Entries taken from a collection:
# # #

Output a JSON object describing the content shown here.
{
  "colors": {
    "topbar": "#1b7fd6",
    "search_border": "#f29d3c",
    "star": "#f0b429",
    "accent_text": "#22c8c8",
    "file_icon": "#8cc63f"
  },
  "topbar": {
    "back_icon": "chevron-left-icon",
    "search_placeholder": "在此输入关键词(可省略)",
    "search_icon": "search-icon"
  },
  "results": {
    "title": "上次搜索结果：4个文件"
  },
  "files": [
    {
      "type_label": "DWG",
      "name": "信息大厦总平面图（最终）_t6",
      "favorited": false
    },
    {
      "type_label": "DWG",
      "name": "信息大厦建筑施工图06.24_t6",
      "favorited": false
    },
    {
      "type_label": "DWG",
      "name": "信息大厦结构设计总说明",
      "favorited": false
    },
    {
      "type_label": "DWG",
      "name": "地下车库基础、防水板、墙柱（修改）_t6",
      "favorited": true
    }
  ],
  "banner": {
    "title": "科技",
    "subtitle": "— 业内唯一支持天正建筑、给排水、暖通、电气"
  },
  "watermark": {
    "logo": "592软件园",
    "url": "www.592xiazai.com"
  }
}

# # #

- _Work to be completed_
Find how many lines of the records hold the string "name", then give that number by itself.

- _Reply_
4